How to complete this task — Write out, exactly and in full, the records given below, but not their pictures.

_ _ _

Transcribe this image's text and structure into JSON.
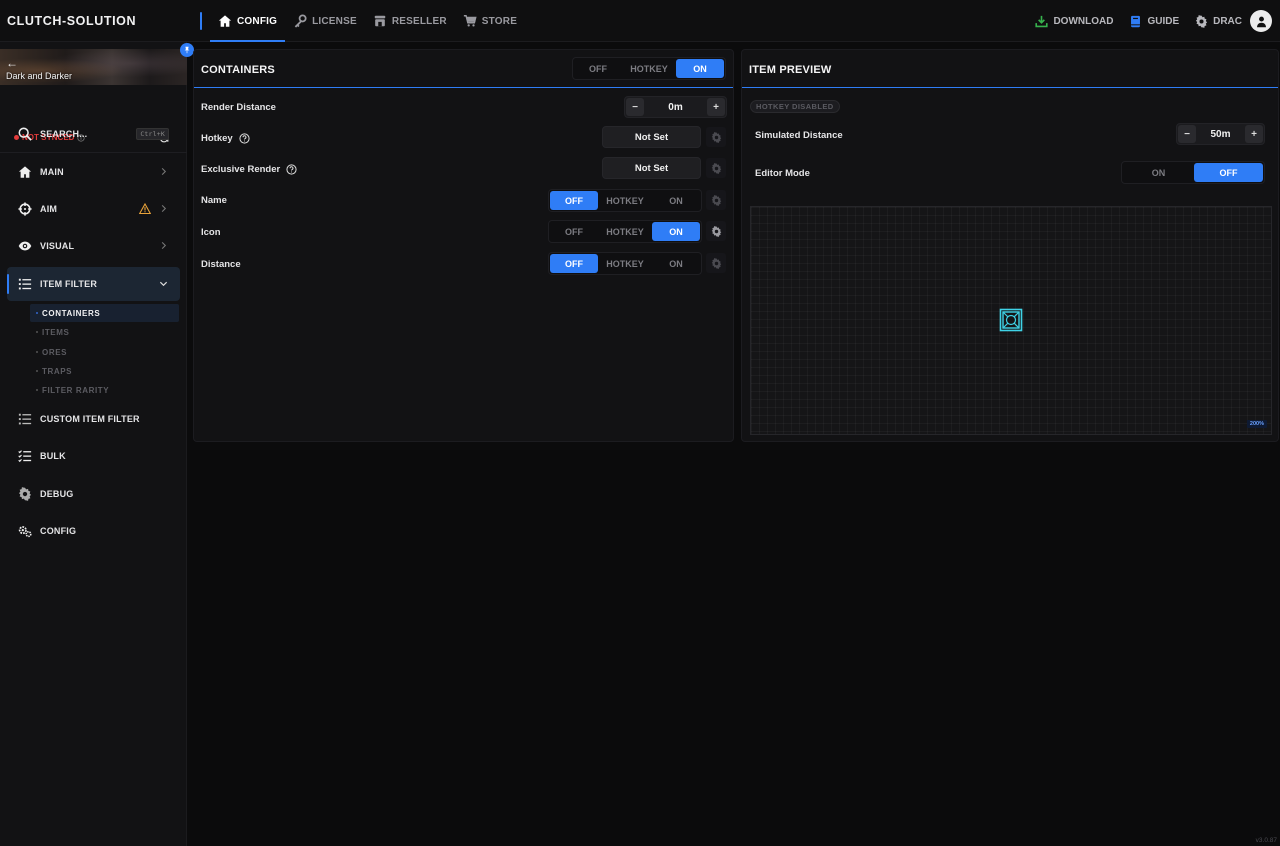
{
  "app": {
    "brand": "CLUTCH-SOLUTION",
    "version": "v3.0.87"
  },
  "nav": {
    "tabs": [
      {
        "label": "CONFIG",
        "icon": "home-icon",
        "active": true
      },
      {
        "label": "LICENSE",
        "icon": "key-icon",
        "active": false
      },
      {
        "label": "RESELLER",
        "icon": "store-icon",
        "active": false
      },
      {
        "label": "STORE",
        "icon": "cart-icon",
        "active": false
      }
    ],
    "right": {
      "download": "DOWNLOAD",
      "guide": "GUIDE",
      "user": "DRAC"
    }
  },
  "sidebar": {
    "game_title": "Dark and Darker",
    "sync_status": "NOT SYNCED",
    "search_label": "SEARCH...",
    "search_shortcut": "Ctrl+K",
    "items": [
      {
        "label": "MAIN",
        "icon": "home-icon"
      },
      {
        "label": "AIM",
        "icon": "crosshair-icon",
        "warning": true
      },
      {
        "label": "VISUAL",
        "icon": "eye-icon"
      },
      {
        "label": "ITEM FILTER",
        "icon": "list-icon",
        "active": true,
        "expanded": true
      },
      {
        "label": "CUSTOM ITEM FILTER",
        "icon": "list-icon"
      },
      {
        "label": "BULK",
        "icon": "checklist-icon"
      },
      {
        "label": "DEBUG",
        "icon": "gear-icon"
      },
      {
        "label": "CONFIG",
        "icon": "gears-icon"
      }
    ],
    "subitems": [
      {
        "label": "CONTAINERS",
        "active": true
      },
      {
        "label": "ITEMS"
      },
      {
        "label": "ORES"
      },
      {
        "label": "TRAPS"
      },
      {
        "label": "FILTER RARITY"
      }
    ]
  },
  "containers": {
    "title": "CONTAINERS",
    "master_toggle": {
      "options": [
        "OFF",
        "HOTKEY",
        "ON"
      ],
      "selected": "ON"
    },
    "rows": {
      "render_distance": {
        "label": "Render Distance",
        "value": "0m"
      },
      "hotkey": {
        "label": "Hotkey",
        "value": "Not Set"
      },
      "exclusive_render": {
        "label": "Exclusive Render",
        "value": "Not Set"
      },
      "name": {
        "label": "Name",
        "options": [
          "OFF",
          "HOTKEY",
          "ON"
        ],
        "selected": "OFF"
      },
      "icon": {
        "label": "Icon",
        "options": [
          "OFF",
          "HOTKEY",
          "ON"
        ],
        "selected": "ON"
      },
      "distance": {
        "label": "Distance",
        "options": [
          "OFF",
          "HOTKEY",
          "ON"
        ],
        "selected": "OFF"
      }
    }
  },
  "preview": {
    "title": "ITEM PREVIEW",
    "badge": "HOTKEY DISABLED",
    "simulated_distance": {
      "label": "Simulated Distance",
      "value": "50m"
    },
    "editor_mode": {
      "label": "Editor Mode",
      "options": [
        "ON",
        "OFF"
      ],
      "selected": "OFF"
    },
    "tag": "200%"
  },
  "colors": {
    "accent": "#2f7df6",
    "warning": "#e8a23a",
    "danger": "#e23b3b",
    "preview_icon": "#3fd2e6"
  }
}
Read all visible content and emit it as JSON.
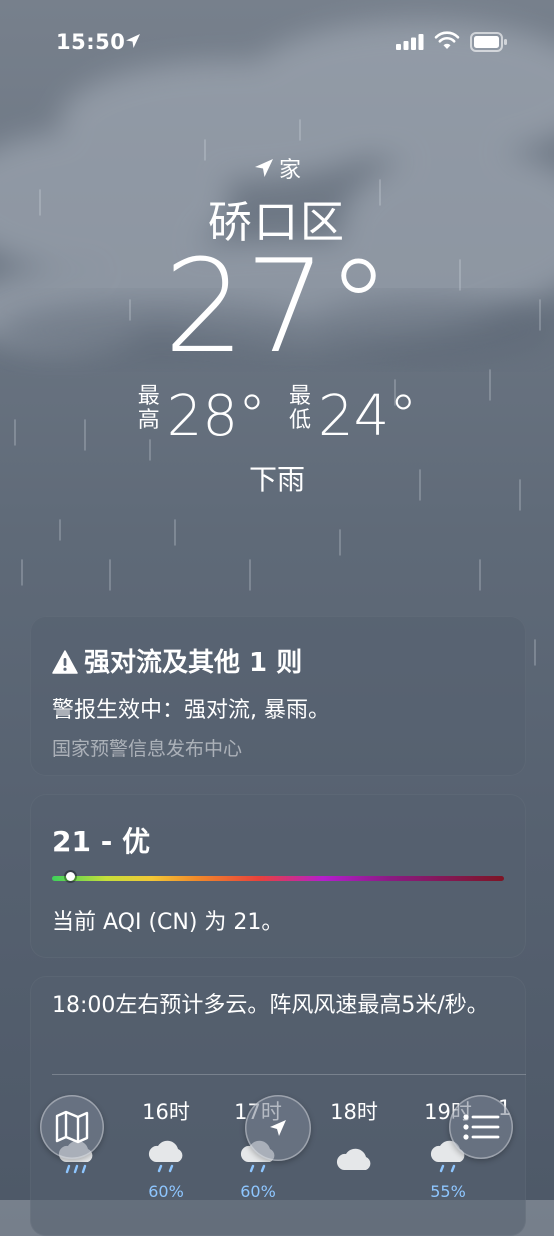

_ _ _

Output of the exercise —
Transcribe this image's text and structure into JSON.
{
  "app": {
    "brand": "CLUTCH-SOLUTION",
    "version": "v3.0.87"
  },
  "nav": {
    "tabs": [
      {
        "label": "CONFIG",
        "icon": "home-icon",
        "active": true
      },
      {
        "label": "LICENSE",
        "icon": "key-icon",
        "active": false
      },
      {
        "label": "RESELLER",
        "icon": "store-icon",
        "active": false
      },
      {
        "label": "STORE",
        "icon": "cart-icon",
        "active": false
      }
    ],
    "right": {
      "download": "DOWNLOAD",
      "guide": "GUIDE",
      "user": "DRAC"
    }
  },
  "sidebar": {
    "game_title": "Dark and Darker",
    "sync_status": "NOT SYNCED",
    "search_label": "SEARCH...",
    "search_shortcut": "Ctrl+K",
    "items": [
      {
        "label": "MAIN",
        "icon": "home-icon"
      },
      {
        "label": "AIM",
        "icon": "crosshair-icon",
        "warning": true
      },
      {
        "label": "VISUAL",
        "icon": "eye-icon"
      },
      {
        "label": "ITEM FILTER",
        "icon": "list-icon",
        "active": true,
        "expanded": true
      },
      {
        "label": "CUSTOM ITEM FILTER",
        "icon": "list-icon"
      },
      {
        "label": "BULK",
        "icon": "checklist-icon"
      },
      {
        "label": "DEBUG",
        "icon": "gear-icon"
      },
      {
        "label": "CONFIG",
        "icon": "gears-icon"
      }
    ],
    "subitems": [
      {
        "label": "CONTAINERS",
        "active": true
      },
      {
        "label": "ITEMS"
      },
      {
        "label": "ORES"
      },
      {
        "label": "TRAPS"
      },
      {
        "label": "FILTER RARITY"
      }
    ]
  },
  "containers": {
    "title": "CONTAINERS",
    "master_toggle": {
      "options": [
        "OFF",
        "HOTKEY",
        "ON"
      ],
      "selected": "ON"
    },
    "rows": {
      "render_distance": {
        "label": "Render Distance",
        "value": "0m"
      },
      "hotkey": {
        "label": "Hotkey",
        "value": "Not Set"
      },
      "exclusive_render": {
        "label": "Exclusive Render",
        "value": "Not Set"
      },
      "name": {
        "label": "Name",
        "options": [
          "OFF",
          "HOTKEY",
          "ON"
        ],
        "selected": "OFF"
      },
      "icon": {
        "label": "Icon",
        "options": [
          "OFF",
          "HOTKEY",
          "ON"
        ],
        "selected": "ON"
      },
      "distance": {
        "label": "Distance",
        "options": [
          "OFF",
          "HOTKEY",
          "ON"
        ],
        "selected": "OFF"
      }
    }
  },
  "preview": {
    "title": "ITEM PREVIEW",
    "badge": "HOTKEY DISABLED",
    "simulated_distance": {
      "label": "Simulated Distance",
      "value": "50m"
    },
    "editor_mode": {
      "label": "Editor Mode",
      "options": [
        "ON",
        "OFF"
      ],
      "selected": "OFF"
    },
    "tag": "200%"
  },
  "colors": {
    "accent": "#2f7df6",
    "warning": "#e8a23a",
    "danger": "#e23b3b",
    "preview_icon": "#3fd2e6"
  }
}
Read all visible content and emit it as JSON.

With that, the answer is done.